Again, there is freedom in our society to earn one's livelihood by selling intoxicants. In the directive Principles we have now included a provision for the introduction of Prohibition but in the Fundamental Rights we have given every one the unrestricted rights to earn his livelihood. Both the provisions appear to be contradictory to each other. Thus it is necessary to provide that no one shall be permitted to earn a living by selling intoxicants except for medicinal purposes.
Again begging is a common profession in our society today. Should it be permitted to continue as it is? I submit that there should be a good arrangement for bringing it to an end.
We have now attained freedom. We should do nothing which may endanger it. It is our duty to be good citizens. We have also to see that freedom is not misused. Up till now we were under foreign rule. Indian subjects received step-motherly treatment from the rulers. In England no intoxicant can be mixed with any medicine other than in the prescribed proportion but here bottles of country wine are being sold openly in the market. Our `Freedom'--our own mother--can never permit us--her children--to have this because she cannot permit her children to go astray.
Good citizenship implies restrictions:
Be truthful and sweet in speech, but do not speak out the unpleasant truth. Anyone has the freedom to state the truth, but not the freedom to speak out the unpleasant truth. This is a restriction and good citizens have to accept this restriction. I beg, therefore, to express my appreciation of article 13 read with the amendment moved by Dr. Ambedkar and which already been referred to.
I would like to make another observation. I feel that the rights guaranteed in sub-clauses (f) and (g) are rather too wide. I have already said something about freedom of making a living.
I shall resume my seat after saying a few words about the right to acquire property. The type of freedom being guaranteed implies that the capitalists and feudal aristocrats would have full rights to acquire and dispose of property. But the mode in which property is being acquired and held is such as permits the property owners to have all the benefits while workers who create this property have all the toil as their share. `The ox produces and the horse consumes'--this saying is being fulfilled. Of course, this should not be so. I submit that this right of property should be so interpreted in future as to permit the transformation of individualistic capitalism into State capitalism. All the means of production and the distribution of the commodity should be owned and controlled by the State and not by the individual. "Unless the individual ownership yields place to collective ownership--social ownership- there cannot be real Swaraj."
To reach this goal it is necessary that these restrictive provisions should be interpreted in this way. With these words I express my support for this article.]*

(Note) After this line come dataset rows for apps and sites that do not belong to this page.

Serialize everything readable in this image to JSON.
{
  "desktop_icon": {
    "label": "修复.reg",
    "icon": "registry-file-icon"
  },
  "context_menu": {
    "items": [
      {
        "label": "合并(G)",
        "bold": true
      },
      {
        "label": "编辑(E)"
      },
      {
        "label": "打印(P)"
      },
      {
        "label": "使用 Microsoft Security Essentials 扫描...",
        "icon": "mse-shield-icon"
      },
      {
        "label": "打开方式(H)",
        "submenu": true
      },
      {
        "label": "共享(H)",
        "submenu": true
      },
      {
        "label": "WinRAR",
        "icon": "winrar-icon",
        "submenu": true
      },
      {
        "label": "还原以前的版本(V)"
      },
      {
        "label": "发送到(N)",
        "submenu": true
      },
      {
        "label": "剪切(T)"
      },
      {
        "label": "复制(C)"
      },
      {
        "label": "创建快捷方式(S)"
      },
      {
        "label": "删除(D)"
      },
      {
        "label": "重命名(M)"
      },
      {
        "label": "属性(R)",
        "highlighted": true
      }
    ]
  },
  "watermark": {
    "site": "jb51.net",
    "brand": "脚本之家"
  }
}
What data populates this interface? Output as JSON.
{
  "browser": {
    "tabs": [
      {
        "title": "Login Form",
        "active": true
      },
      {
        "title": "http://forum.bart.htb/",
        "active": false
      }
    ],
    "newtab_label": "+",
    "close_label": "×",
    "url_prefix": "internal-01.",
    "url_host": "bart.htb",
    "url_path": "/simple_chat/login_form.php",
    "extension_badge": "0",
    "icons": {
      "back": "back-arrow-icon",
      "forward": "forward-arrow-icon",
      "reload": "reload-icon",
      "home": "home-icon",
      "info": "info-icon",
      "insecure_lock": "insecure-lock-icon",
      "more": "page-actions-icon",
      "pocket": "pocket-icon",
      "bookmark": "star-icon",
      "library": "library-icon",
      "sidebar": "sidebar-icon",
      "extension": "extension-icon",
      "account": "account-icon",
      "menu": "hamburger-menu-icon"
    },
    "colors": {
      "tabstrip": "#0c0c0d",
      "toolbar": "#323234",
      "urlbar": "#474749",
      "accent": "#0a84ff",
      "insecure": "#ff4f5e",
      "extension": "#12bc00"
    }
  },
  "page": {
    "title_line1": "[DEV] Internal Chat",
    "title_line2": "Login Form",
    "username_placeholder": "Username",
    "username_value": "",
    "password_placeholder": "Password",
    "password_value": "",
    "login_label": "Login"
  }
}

Shri Amiyo Kumar Ghosh (Bihar: General): Mr. Vice-President, Sir, we are dealing today with one of the most important clauses of this Constitution. We are dealing with the freedom of citizens. That is to say what rights the Indian people have under this Constitution. On reading the entire clause, I feel that the rights which have been recognised under sub-clause (1) of this article have been to a great extent abrogated by the subsequent provisos. In a Constitution, there are two important points, namely what are our rights and what form of Government we are going to have. These are the two important subjects in a Constitution and others flow from them and therefore one expects that so far as the rights of the people are concerned, they should be expressed in clear, simple and straight language, so that a common man when he reads the Constitution can understand exactly and precisely what are his rights and what are the checks to his rights. I do not propose to say that at times of emergencies or grave needs, freedom does not require to be checked to a certain extent. I believe in checks and balances, but at the same time, I must say that those checks should be very precise, and clear and should not be couched in ambiguous language and left to courts for decisions.
Now you will find, Sir, that in all these sub-clauses (2), (3), (4), (5) and (6) we have used the words "interest of general public", `general public interest' `public order' and `property' without defining them and I think it will take centuries for the Supreme Court to exactly say what really these words mean. By incorporating such words in the sub-clauses, wide powers have been given to the Central and the Provincial Legislatures to frame laws by which they can restrict the freedom which has been given to the people under sub clause (1) of this article. I do not like to enter into any criticism of this article, but the only thing I want to say is that the entire clause is very disappointing.
Specially, I will draw the attention of the Honourable Dr. B. R. Ambedkar to sub clause (5). Now, Sir, in this sub-clause (5) the rights which have been recognised in sub-clauses (1) (d), (e) and (f) above have been practically negatived and have given rise to grave anxiety in the minds of many regarding the exact position in matters of residence, acquisition and disposition of properties. The exact significance of clause (5) in respect of (e) and (f) requires further clarification. Next I cannot understand why in this clause, the words, "for the protection of the interests of any aboriginal tribe" have been incorporated. What it exactly means I fail to understand. Does it mean the 'tribal area' or does it mean that wherever any aboriginal tribe lives, irrespective of their numbers the legislatures can frame laws safeguarding their interest as, for instance, if there be 15 aboriginals living in Delhi, can the Central Legislature frame a law by which they can restrict the rights of other people in the interests of these fifteen or sixteen aboriginals? I could understand that wherever there may be some aboriginals the legislature can make a law, by which they can restrict the rights of all others for the protection of those few.
Sir, I feel the position is ambiguous and clumsy and should be made clear. I fail to understand why clause (d) has been tacked with sub-clause (5). Free movement has been restricted by that sub-clause. My own personal view is that there should not have been any restriction regarding movement. The citizens should have been given a free right to move. Only on administrative or political grounds the Central or provincial legislatures could be empowered to frame laws judiciously by which they can restrict the movement of the people and this power should be worked sparingly and in very emergent circumstances. In every matter of freedom, restrictions have been imposed in the interest of general public. What this interest is, we do not know and has not been stated anywhere. Such words can be interpreted differently in different States and the Centre and may give rise to separate and conflicting laws. Sir, this would create great confusion. Therefore, I submit, if this article is read and viewed, it only gives rise to disappointment, and with a little more effort and with as light inclination this article could have been framed in such a language that it would have been a model article in the whole of the Constitution.
Mr. Vice-President: Mr. T. T. Krishnamachari.
Shri Mahavir Tyagi: May I know, Sir, is it by reference to the slips that you are calling the speakers?
Mr. Vice-President: I am not prepared to give you information as to how I conduct my work.
Shri Gopal Narain (United Provinces: General): So that we need not stand every time. Have we to stand every time or send slips, Sir?
Mr. Vice-President: The remedy lies in your hands; you can do both, you can send a slip and stand, or you can don either.
Shri T. T. Krishnamachari (Madras: General): Sir, as the speaker that spoke before me said, this is perhaps the most important article in this Part and one which enumerates the rights for the attainment of which we in India have undergone all the troubles to obtain our freedom. Actually, Sir, it is in the manner in which the State is going to allow the people to use the rights enumerated in this particular article that the people can feel that all that they have done in the past and the sacrifices that they have made in the past to obtain freedom was worth while.